Literature and Colonialism

Department of English,
College of Arts and Sciences Curriculum Development Awards
(A competition jointly sponsored by the College and Tools for Transformation)

The study of colonialism has become, over the past twenty years, a fundamental part of the study of European literature and literatures from the former European colonies. This change has come about through Colonial/Postcolonial Studies, a field influential in literature departments internationally. Our proposal is for a series of three courses in Literature and Colonialism at the undergraduate level. This series will educate our students in canonical and non-canonical literary texts while serving two crucial functions: to introduce students in the English major to important changes in the field of literary study, demonstrating the interrelatedness of History, Theory, Politics, Aesthetics, and Culture; and to make literary study understandable within the current global context. Ideally, these courses will serve as a core for interdisciplinary work and prepare students for further study in a number of departments. We anticipate that the courses will be offered sequentially at least every other year, in order to enable as many students as possible to benefit.

This study of colonialism has extended beyond critiques of representations of the colonized in European texts. The field has also highlighted how, for example, Britishness itself and concepts of the literary formed out of colonial relations; how literary production from the colonies in earlier periods is in dialogue with colonial literature; and how we reconceptualize the aesthetic in literary study that calls for historical specificity.
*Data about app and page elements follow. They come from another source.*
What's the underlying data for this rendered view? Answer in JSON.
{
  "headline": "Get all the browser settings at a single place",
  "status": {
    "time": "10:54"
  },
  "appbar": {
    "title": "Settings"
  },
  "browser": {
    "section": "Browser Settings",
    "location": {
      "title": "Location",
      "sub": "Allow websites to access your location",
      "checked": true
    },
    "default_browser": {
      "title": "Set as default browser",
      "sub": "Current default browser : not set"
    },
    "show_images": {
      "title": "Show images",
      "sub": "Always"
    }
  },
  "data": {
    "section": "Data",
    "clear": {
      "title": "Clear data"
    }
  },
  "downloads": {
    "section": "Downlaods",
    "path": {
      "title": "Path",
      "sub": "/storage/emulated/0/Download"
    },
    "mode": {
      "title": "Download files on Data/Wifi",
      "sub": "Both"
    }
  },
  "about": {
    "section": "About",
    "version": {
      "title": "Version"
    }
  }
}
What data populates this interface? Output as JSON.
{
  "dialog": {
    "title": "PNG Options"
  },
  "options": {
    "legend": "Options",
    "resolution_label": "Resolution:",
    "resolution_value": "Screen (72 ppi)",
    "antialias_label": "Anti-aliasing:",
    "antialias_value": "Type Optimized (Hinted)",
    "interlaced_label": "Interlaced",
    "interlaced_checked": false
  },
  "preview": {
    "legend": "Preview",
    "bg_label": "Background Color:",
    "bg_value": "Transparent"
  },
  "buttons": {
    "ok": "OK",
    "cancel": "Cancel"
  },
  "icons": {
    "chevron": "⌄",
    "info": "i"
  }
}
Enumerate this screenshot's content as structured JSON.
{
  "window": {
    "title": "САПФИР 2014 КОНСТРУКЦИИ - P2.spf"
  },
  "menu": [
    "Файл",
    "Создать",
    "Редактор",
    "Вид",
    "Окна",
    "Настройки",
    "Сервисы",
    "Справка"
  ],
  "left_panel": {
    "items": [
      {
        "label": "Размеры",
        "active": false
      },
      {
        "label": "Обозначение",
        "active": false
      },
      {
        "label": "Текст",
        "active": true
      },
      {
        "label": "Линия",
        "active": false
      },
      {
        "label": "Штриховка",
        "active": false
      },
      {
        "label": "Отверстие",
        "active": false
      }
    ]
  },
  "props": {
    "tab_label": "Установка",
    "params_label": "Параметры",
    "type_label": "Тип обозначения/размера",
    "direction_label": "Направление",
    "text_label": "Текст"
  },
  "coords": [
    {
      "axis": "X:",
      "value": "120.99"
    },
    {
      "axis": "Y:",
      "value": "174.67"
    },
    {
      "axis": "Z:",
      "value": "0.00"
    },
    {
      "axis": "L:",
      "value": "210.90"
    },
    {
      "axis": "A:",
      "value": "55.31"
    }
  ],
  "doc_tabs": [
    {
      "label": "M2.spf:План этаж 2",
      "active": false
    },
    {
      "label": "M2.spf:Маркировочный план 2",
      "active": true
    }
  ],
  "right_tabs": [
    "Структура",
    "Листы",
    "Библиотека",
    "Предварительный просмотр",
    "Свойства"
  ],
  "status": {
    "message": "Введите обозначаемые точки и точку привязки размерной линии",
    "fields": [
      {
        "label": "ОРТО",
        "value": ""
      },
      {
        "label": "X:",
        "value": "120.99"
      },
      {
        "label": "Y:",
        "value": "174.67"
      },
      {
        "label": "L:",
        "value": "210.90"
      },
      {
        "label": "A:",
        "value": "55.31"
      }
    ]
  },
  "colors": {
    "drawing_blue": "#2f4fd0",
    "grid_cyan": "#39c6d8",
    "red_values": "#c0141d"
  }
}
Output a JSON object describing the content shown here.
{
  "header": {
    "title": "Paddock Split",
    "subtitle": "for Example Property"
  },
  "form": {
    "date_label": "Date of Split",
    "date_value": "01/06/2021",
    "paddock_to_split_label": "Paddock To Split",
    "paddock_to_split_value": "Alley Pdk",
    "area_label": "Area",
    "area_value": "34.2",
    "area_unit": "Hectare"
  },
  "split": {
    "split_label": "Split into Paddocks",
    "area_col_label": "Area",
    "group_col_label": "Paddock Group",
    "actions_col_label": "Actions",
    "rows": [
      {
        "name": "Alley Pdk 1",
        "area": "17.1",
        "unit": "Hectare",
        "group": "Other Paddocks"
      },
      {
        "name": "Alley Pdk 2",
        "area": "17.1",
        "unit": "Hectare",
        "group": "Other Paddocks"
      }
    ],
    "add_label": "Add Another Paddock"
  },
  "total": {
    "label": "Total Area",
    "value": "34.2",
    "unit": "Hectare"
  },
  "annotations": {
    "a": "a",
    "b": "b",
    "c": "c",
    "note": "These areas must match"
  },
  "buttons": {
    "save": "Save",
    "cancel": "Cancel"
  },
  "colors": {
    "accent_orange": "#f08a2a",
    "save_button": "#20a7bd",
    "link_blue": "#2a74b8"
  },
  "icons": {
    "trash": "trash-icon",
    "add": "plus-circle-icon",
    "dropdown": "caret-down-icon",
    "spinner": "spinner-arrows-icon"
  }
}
This series of courses is an attempt to move beyond periodicity and national traditions to supplement the English curriculum with a more complete picture of the field. The sequence thus begins in 1492, when Christopher Columbus arrived in Hispaniola and extends, through three courses, to the present. We plan the series to be available to students both as part of the requirements for study within literary periods (covering 1492 to the present) and as a special sequence that will educate them in this turn in literary, theoretical, and cultural study.

Contact: Srinivas Aravamudan
Assistant Professor, English
Barbara Fuchs
Assistant Professor, English
Ranjana Khanna
Assistant Professor, English
Allocation: $31,207
Date Funded: May 1999

Tools for Transformation Funded Proposals